Over 170,000 Syrian Babies Born in Turkey After Refugee Influx
At least 170,000 Syrian babies have been born in Turkey since refugees started flocking into the country from Syria, a Turkish aid agency said yesterday.
Turkey's Disaster and Emergency Management Authority (AFAD) said it also provided special meal options to pregnant or breastfeeding refugee females at maternity and child healthcare facilities across the country.
Turkey is hosting the largest number of Syrian refugees in the world, around three million and has so far spent more than $12 billion on the refugees.
Help from the international community has amounted to around $512 million so far, AFAD said.
AFAD also sent around 1.63 billion Turkish lira ($520 million) worth of humanitarian aid to Syria since the war began, the agency said.
At least 82,000 Syrian children were admitted to schools at resettlement centers, it said.
Also, cooperation between Turkey's Education Ministry and AFAD ensured that 310,000 kindergarten and high school students were taken off the streets and admitted to schools, it added.
Also, at least 115,000 Syrian adults gained employable skills after going through various certificate programs organized at AFAD centers.
AFAD also said several women also took part in mukhtar (local headmen) elections and participated in the management of refugee camps.

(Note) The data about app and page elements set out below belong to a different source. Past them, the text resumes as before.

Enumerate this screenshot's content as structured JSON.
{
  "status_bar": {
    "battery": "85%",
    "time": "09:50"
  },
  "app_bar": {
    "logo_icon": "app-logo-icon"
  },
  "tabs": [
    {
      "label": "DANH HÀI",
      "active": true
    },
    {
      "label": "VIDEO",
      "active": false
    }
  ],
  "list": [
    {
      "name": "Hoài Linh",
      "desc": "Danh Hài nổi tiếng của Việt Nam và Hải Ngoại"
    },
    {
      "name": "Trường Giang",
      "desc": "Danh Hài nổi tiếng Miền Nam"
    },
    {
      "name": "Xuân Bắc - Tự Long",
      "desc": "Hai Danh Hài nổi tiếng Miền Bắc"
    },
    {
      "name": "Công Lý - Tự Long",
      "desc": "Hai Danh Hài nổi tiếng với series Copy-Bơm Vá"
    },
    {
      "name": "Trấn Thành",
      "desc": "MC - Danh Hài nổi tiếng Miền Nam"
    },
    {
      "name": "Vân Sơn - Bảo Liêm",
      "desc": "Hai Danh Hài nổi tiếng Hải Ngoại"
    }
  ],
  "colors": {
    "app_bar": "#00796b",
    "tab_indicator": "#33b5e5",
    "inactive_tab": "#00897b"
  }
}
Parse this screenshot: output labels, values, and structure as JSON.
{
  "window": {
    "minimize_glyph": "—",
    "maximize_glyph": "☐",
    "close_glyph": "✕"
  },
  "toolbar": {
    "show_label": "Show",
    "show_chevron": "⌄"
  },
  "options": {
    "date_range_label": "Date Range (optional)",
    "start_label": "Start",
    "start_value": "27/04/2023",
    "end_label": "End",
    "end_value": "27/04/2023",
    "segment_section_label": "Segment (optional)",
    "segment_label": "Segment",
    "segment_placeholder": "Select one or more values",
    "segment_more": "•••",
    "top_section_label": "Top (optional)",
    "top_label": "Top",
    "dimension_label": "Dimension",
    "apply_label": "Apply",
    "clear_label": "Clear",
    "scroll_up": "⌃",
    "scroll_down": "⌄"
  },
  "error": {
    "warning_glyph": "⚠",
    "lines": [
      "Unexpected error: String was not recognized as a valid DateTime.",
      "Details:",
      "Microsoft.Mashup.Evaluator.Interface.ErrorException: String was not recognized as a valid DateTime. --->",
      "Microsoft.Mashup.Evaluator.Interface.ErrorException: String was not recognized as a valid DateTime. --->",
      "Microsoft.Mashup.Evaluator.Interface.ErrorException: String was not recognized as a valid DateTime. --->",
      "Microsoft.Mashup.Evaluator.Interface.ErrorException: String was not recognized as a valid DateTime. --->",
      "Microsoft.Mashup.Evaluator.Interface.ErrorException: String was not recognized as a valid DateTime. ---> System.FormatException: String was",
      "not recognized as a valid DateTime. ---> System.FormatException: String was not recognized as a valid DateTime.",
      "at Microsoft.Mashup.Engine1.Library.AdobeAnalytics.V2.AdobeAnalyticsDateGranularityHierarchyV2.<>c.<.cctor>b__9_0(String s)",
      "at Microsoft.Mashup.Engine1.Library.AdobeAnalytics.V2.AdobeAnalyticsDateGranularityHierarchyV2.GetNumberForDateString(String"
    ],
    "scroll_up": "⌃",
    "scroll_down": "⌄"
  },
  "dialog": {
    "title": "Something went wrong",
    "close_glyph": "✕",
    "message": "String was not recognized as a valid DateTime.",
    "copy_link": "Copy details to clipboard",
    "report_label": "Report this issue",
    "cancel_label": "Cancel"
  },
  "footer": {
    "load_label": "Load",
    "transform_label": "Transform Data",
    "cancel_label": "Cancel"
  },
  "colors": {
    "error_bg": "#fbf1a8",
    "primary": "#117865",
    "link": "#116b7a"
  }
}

AFAD staff also raised awareness among refugees about early marriages and polygamy.
According to the authority, at least 400,000 people, including civilians lost their lives in Syria since the conflict began.
At least 13.5 million people in the 20 million-strong country are in need of humanitarian aid.
While 6.1 million people have been displaced, around 4.8 million fled to neighboring countries.
Turkey's AFAD has 26 settlement centers across Turkey and offers help to the physical, social and psychological needs of refugees.
According to the UN's Refugee Agency, Turkey hosts the largest population of refugees in the world.
Also, UNICEF said the country was hosting the largest number of child refugees in the world.
Source: Al Alam